What do we want to do about it at FBNR?
FB NR contains relict fen – peat is still present and the site still retains some wet areas. An artificially dug pond holds water throughout the year. There are lots of trees and scrub present on site, with pockets of more fen like vegetation – reeds etc, in amongst. The water table in the reserve dropped due to deepening of the brook and drainage from the housing estate. Although the top peat layer still retains some water, there is a real danger of all the interest being lost. Holme Fen in Cambridgeshire is a good example of this – the surrounding land was drained for agriculture and over time, the peat layer here has dried out and shrunk – since 1851 the land level has dropped by 4m.
The project aims to retain water on site through the reduction in scrub and tree cover – lessening the evapotranspiration (water loss through vegetation using it) effect and therefore reducing some of the drying out. In addition a figure of eight ditch will be dug which will take water from the brook at times of high water levels (and allow it to flow back out again when full), and transfer it across the fen area. This will also connect to some deeper ponds. All of this will not necessarily increase the wetness of the peat, but it will allow more water to be retained within the area.
As all the spoil created will be removed from site, the creation of ditches and ponds will provide increased flood water storage in this area. This is particularly important as the feasibility study conducted by the IDB showed that it didn’t matter what happened in the channel, the factor that caused flooding was the bridge under Green Lane – where the brook flows out of the nature reserve. By creating water storage before the bridge, this may help to ease problems up stream/

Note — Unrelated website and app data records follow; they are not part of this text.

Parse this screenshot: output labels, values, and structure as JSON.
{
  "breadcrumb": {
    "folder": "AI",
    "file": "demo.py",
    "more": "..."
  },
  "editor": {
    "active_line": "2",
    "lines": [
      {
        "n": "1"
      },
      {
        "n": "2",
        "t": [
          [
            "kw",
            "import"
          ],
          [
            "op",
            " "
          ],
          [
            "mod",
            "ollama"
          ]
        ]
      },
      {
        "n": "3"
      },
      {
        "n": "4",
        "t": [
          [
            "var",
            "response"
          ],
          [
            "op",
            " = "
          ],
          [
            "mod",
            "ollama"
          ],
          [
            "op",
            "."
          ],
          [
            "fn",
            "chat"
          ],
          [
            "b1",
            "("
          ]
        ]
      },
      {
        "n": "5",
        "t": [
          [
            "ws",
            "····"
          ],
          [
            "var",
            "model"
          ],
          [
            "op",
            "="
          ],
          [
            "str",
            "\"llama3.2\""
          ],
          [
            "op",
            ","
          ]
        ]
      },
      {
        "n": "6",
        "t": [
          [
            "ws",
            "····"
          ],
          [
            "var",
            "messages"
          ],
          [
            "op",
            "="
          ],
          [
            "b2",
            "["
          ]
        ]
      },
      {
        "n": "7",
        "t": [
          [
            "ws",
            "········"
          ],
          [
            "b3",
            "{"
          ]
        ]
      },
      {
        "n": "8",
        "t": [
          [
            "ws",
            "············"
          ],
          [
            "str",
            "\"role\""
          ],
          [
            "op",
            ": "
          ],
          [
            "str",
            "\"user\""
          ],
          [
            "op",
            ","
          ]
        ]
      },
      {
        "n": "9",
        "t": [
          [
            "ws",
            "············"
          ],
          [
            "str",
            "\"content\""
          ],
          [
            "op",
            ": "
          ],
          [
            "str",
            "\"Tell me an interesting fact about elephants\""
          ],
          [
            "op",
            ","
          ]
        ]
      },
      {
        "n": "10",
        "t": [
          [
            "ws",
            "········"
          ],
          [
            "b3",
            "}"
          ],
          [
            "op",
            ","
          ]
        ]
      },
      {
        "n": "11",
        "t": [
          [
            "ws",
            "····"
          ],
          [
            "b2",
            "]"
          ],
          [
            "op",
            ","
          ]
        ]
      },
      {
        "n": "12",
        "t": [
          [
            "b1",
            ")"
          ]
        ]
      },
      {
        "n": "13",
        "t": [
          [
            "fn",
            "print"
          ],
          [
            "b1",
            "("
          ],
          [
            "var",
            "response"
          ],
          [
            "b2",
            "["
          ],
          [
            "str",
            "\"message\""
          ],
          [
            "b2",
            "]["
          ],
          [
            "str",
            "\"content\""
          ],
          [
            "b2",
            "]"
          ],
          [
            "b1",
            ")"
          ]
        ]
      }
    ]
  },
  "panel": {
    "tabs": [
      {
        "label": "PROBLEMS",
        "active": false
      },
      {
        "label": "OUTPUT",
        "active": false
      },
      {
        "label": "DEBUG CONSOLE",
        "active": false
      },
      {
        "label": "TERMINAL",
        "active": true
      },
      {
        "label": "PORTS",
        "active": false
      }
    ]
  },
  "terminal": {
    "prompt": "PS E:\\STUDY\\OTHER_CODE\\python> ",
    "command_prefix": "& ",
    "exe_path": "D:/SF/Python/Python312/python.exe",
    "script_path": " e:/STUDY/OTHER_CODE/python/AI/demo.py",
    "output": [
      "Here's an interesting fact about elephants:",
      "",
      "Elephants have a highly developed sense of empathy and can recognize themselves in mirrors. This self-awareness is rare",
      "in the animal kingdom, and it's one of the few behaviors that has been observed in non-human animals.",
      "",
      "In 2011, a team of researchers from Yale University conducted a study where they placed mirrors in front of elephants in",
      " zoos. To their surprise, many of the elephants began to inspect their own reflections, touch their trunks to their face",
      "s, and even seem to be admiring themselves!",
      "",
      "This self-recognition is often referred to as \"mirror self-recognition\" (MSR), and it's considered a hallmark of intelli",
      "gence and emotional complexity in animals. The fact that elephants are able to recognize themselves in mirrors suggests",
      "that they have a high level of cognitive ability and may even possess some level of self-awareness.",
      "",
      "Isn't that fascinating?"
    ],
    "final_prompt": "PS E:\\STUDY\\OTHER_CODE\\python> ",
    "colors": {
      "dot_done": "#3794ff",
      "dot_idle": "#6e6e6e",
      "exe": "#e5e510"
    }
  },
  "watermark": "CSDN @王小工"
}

Some of the work has already taken place – scrub clearance, topographical surveys etc. and to avoid damaging the peat layer in the winter, the ditches and ponds will be created in autumn 2015.
Ruth Testa NWT Wetland Projects Officer